Instead, Income Movement thinks a more positive approach makes sense: we in the basic income community could decide to support our candidates by highlighting their strengths and merits and describing how they have personally inspired us with effective leadership. We can take an agree-to-disagree approach when interacting with people in the community who are supporting a different UBI candidate. We can decide not to get personal about it, recognizing that diversity of opinions and ideas makes our community stronger. We can infuse our interactions with respect, empathy, kindness and dignity. We can hold people accountable to this type of behavior and continue the Humanity First principles that Andrew Yang and his campaign created, principles that inspired so many.
An endorsement reflects the goals and values of the organization
Each organization’s one-endorsement-per-race policy is a simple, clear strategy: if an organization endorses more than one candidate in a race, their endorsement essentially has no value. But we think it’s important to note that an endorsement isn’t always about having identified the “best” or “perfect” candidate, it is about an organization identifying the candidate most likely to achieve the goals that they have determined for that race. It’s an important distinction. Sometimes these goals might have everything to do with the quality of the candidate, sometimes very little. Because of this, an endorsement is not a determination of a candidate’s value. Endorsements are guideposts for voters, to help them in their own evaluations of who to support or vote for.
As support for UBI grows, ideally, there will be multiple strong UBI candidates in races all across the country. This will be an indication of the strength and validity of the basic income itself, and will reflect the depth and breadth of the community. In these situations, when endorsements are made, we should not assume that the other candidate is bad or irrelevant. We should look to what the endorsing organization has said about why they endorsed a candidate and then ask ourselves if this aligns with our own goals. Community members can use the endorsement as a launching point to research the candidates and still go through an evaluation process to decide. This will help each of us have confidence and clarity when promoting our candidate of choice.
Over the past weeks people within the basic income community have discussed in meetings and forums a concern about how to navigate political races within the UBI community when they are not centered on Andrew Yang’s campaign. Some talk about unease and growing antagonism when trying to speak openly and honestly about differences of opinion within a community they love. Some are choosing to simply disengage.

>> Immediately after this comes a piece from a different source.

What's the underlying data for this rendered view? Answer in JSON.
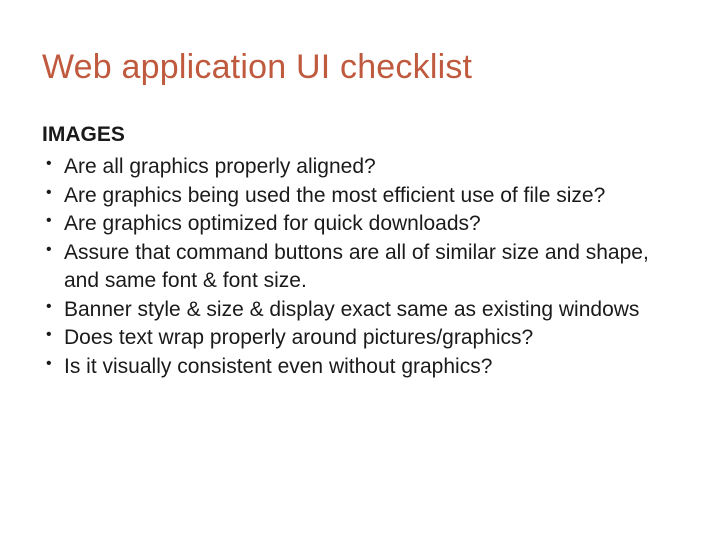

We hope that this article continues this important conversation. We think it’s valuable to talk about our hopes for the UBI community and how we can come together and navigate the world of candidate support and endorsements in a way that grows our respect and appreciation for each other and brings new people into the fold. Please use the comments here to share your thoughts, or watch the video of an open forum discussion Income Movement hosted for the basic income community on this topic on July 6th.